→ **WHAT TO PRODUCE**: Exactly as written, return every line of the data below apart from the pictures.

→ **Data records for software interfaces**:
—————

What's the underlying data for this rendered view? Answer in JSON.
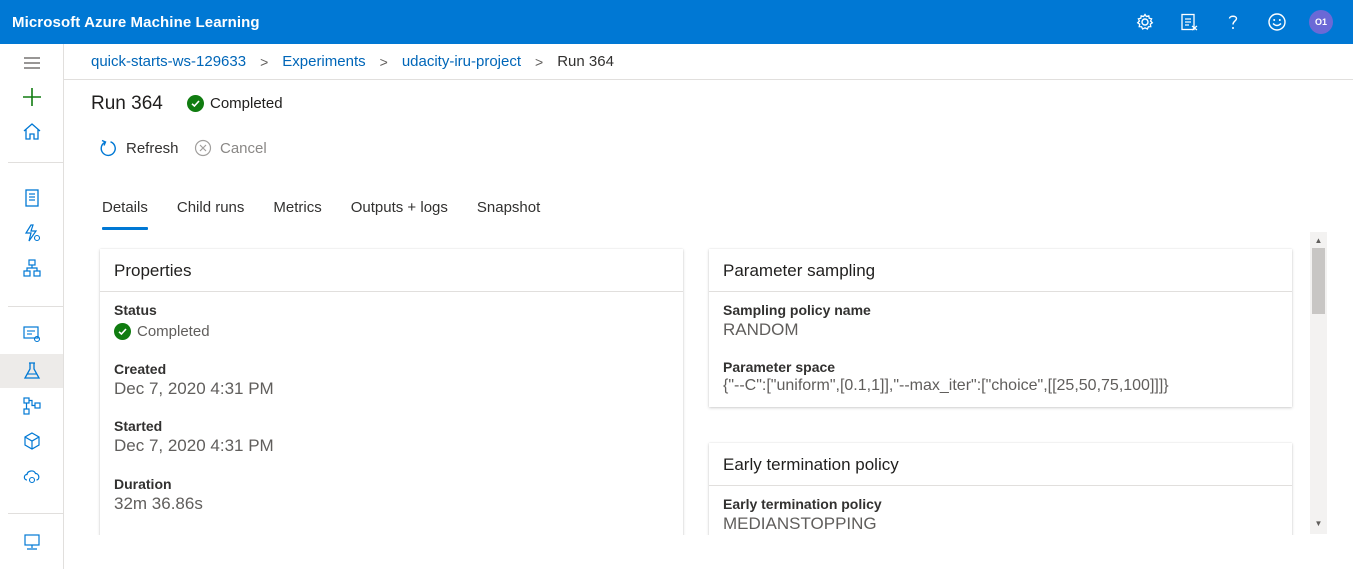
{
  "header": {
    "app_title": "Microsoft Azure Machine Learning",
    "avatar_initials": "O1",
    "icons": [
      "settings-icon",
      "feedback-icon",
      "help-icon",
      "smiley-icon"
    ]
  },
  "breadcrumb": {
    "items": [
      "quick-starts-ws-129633",
      "Experiments",
      "udacity-iru-project"
    ],
    "current": "Run 364"
  },
  "run": {
    "title": "Run 364",
    "status": "Completed"
  },
  "commands": {
    "refresh": "Refresh",
    "cancel": "Cancel"
  },
  "tabs": [
    "Details",
    "Child runs",
    "Metrics",
    "Outputs + logs",
    "Snapshot"
  ],
  "properties": {
    "title": "Properties",
    "status_label": "Status",
    "status_value": "Completed",
    "created_label": "Created",
    "created_value": "Dec 7, 2020 4:31 PM",
    "started_label": "Started",
    "started_value": "Dec 7, 2020 4:31 PM",
    "duration_label": "Duration",
    "duration_value": "32m 36.86s"
  },
  "parameter_sampling": {
    "title": "Parameter sampling",
    "policy_label": "Sampling policy name",
    "policy_value": "RANDOM",
    "space_label": "Parameter space",
    "space_value": "{\"--C\":[\"uniform\",[0.1,1]],\"--max_iter\":[\"choice\",[[25,50,75,100]]]}"
  },
  "early_termination": {
    "title": "Early termination policy",
    "policy_label": "Early termination policy",
    "policy_value": "MEDIANSTOPPING"
  },
  "colors": {
    "brand": "#0078d4",
    "success": "#107c10",
    "link": "#0066b8"
  }
}
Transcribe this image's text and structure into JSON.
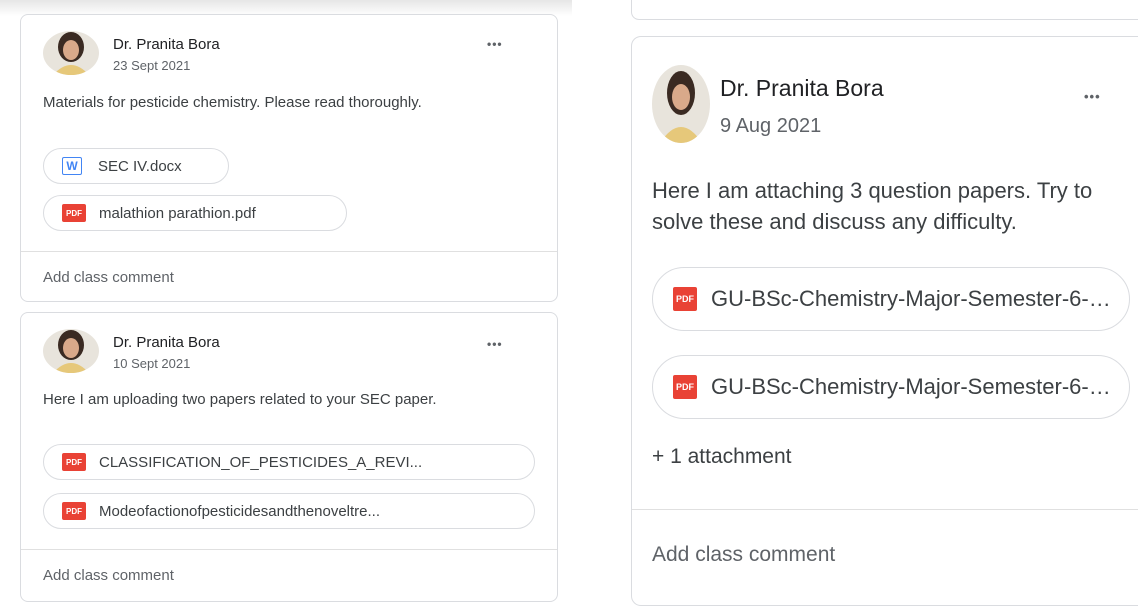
{
  "posts": [
    {
      "author": "Dr. Pranita Bora",
      "date": "23 Sept 2021",
      "message": "Materials for pesticide chemistry. Please read thoroughly.",
      "attachments": [
        {
          "type": "word",
          "icon": "W",
          "name": "SEC IV.docx"
        },
        {
          "type": "pdf",
          "icon": "PDF",
          "name": "malathion parathion.pdf"
        }
      ],
      "comment_placeholder": "Add class comment"
    },
    {
      "author": "Dr. Pranita Bora",
      "date": "10 Sept 2021",
      "message": "Here I am uploading two papers related to your SEC paper.",
      "attachments": [
        {
          "type": "pdf",
          "icon": "PDF",
          "name": "CLASSIFICATION_OF_PESTICIDES_A_REVI..."
        },
        {
          "type": "pdf",
          "icon": "PDF",
          "name": "Modeofactionofpesticidesandthenoveltre..."
        }
      ],
      "comment_placeholder": "Add class comment"
    },
    {
      "author": "Dr. Pranita Bora",
      "date": "9 Aug 2021",
      "message": "Here I am attaching 3 question papers. Try to solve these and discuss any difficulty.",
      "attachments": [
        {
          "type": "pdf",
          "icon": "PDF",
          "name": "GU-BSc-Chemistry-Major-Semester-6-P..."
        },
        {
          "type": "pdf",
          "icon": "PDF",
          "name": "GU-BSc-Chemistry-Major-Semester-6-P..."
        }
      ],
      "more_attachments": "+ 1 attachment",
      "comment_placeholder": "Add class comment"
    }
  ],
  "more_menu": "•••",
  "colors": {
    "pdf": "#e94235",
    "word": "#4285f4",
    "border": "#dadce0"
  }
}
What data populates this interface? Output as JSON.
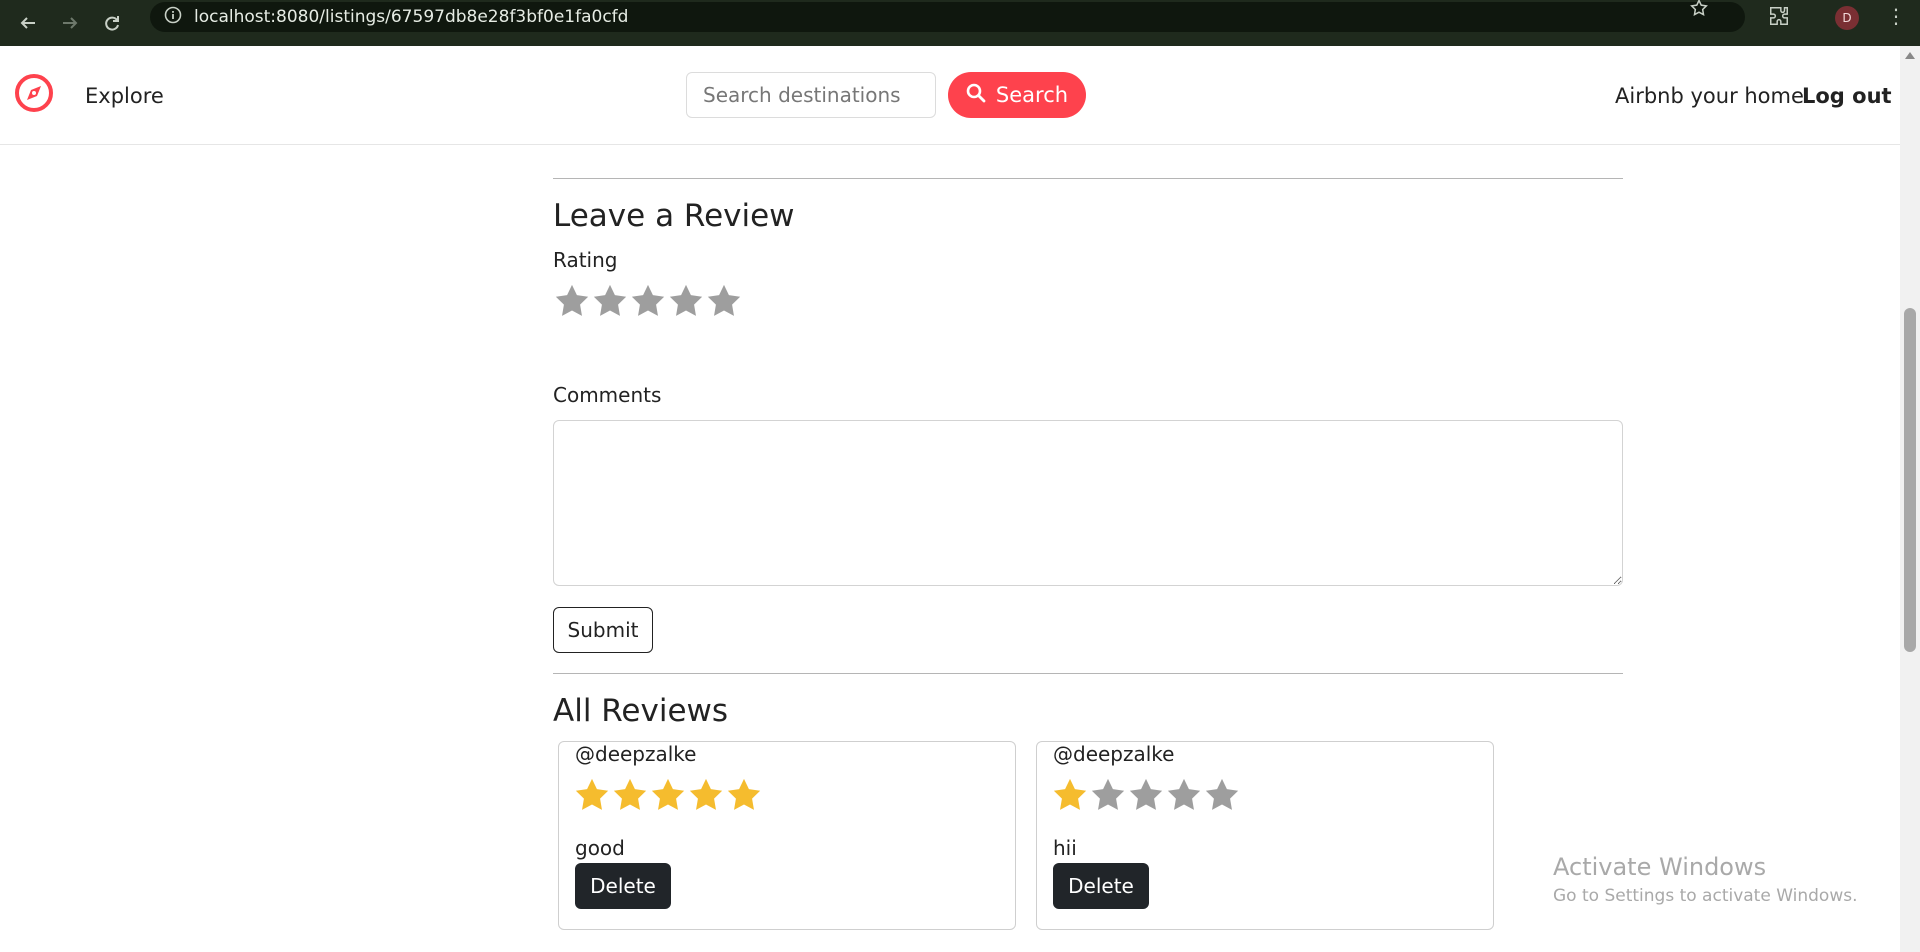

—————

→ **OUTPUT FOR THIS EXERCISE**:
What's the underlying data for this rendered view? Answer in JSON.
{
  "header": {
    "app_title": "Microsoft Azure Machine Learning",
    "avatar_initials": "O1",
    "icons": [
      "settings-icon",
      "feedback-icon",
      "help-icon",
      "smiley-icon"
    ]
  },
  "breadcrumb": {
    "items": [
      "quick-starts-ws-129633",
      "Experiments",
      "udacity-iru-project"
    ],
    "current": "Run 364"
  },
  "run": {
    "title": "Run 364",
    "status": "Completed"
  },
  "commands": {
    "refresh": "Refresh",
    "cancel": "Cancel"
  },
  "tabs": [
    "Details",
    "Child runs",
    "Metrics",
    "Outputs + logs",
    "Snapshot"
  ],
  "properties": {
    "title": "Properties",
    "status_label": "Status",
    "status_value": "Completed",
    "created_label": "Created",
    "created_value": "Dec 7, 2020 4:31 PM",
    "started_label": "Started",
    "started_value": "Dec 7, 2020 4:31 PM",
    "duration_label": "Duration",
    "duration_value": "32m 36.86s"
  },
  "parameter_sampling": {
    "title": "Parameter sampling",
    "policy_label": "Sampling policy name",
    "policy_value": "RANDOM",
    "space_label": "Parameter space",
    "space_value": "{\"--C\":[\"uniform\",[0.1,1]],\"--max_iter\":[\"choice\",[[25,50,75,100]]]}"
  },
  "early_termination": {
    "title": "Early termination policy",
    "policy_label": "Early termination policy",
    "policy_value": "MEDIANSTOPPING"
  },
  "colors": {
    "brand": "#0078d4",
    "success": "#107c10",
    "link": "#0066b8"
  }
}
Transcribe this image's text and structure into JSON.
{
  "posts": [
    {
      "author": "Dr. Pranita Bora",
      "date": "23 Sept 2021",
      "message": "Materials for pesticide chemistry. Please read thoroughly.",
      "attachments": [
        {
          "type": "word",
          "icon": "W",
          "name": "SEC IV.docx"
        },
        {
          "type": "pdf",
          "icon": "PDF",
          "name": "malathion parathion.pdf"
        }
      ],
      "comment_placeholder": "Add class comment"
    },
    {
      "author": "Dr. Pranita Bora",
      "date": "10 Sept 2021",
      "message": "Here I am uploading two papers related to your SEC paper.",
      "attachments": [
        {
          "type": "pdf",
          "icon": "PDF",
          "name": "CLASSIFICATION_OF_PESTICIDES_A_REVI..."
        },
        {
          "type": "pdf",
          "icon": "PDF",
          "name": "Modeofactionofpesticidesandthenoveltre..."
        }
      ],
      "comment_placeholder": "Add class comment"
    },
    {
      "author": "Dr. Pranita Bora",
      "date": "9 Aug 2021",
      "message": "Here I am attaching 3 question papers. Try to solve these and discuss any difficulty.",
      "attachments": [
        {
          "type": "pdf",
          "icon": "PDF",
          "name": "GU-BSc-Chemistry-Major-Semester-6-P..."
        },
        {
          "type": "pdf",
          "icon": "PDF",
          "name": "GU-BSc-Chemistry-Major-Semester-6-P..."
        }
      ],
      "more_attachments": "+ 1 attachment",
      "comment_placeholder": "Add class comment"
    }
  ],
  "more_menu": "•••",
  "colors": {
    "pdf": "#e94235",
    "word": "#4285f4",
    "border": "#dadce0"
  }
}
What data populates this interface? Output as JSON.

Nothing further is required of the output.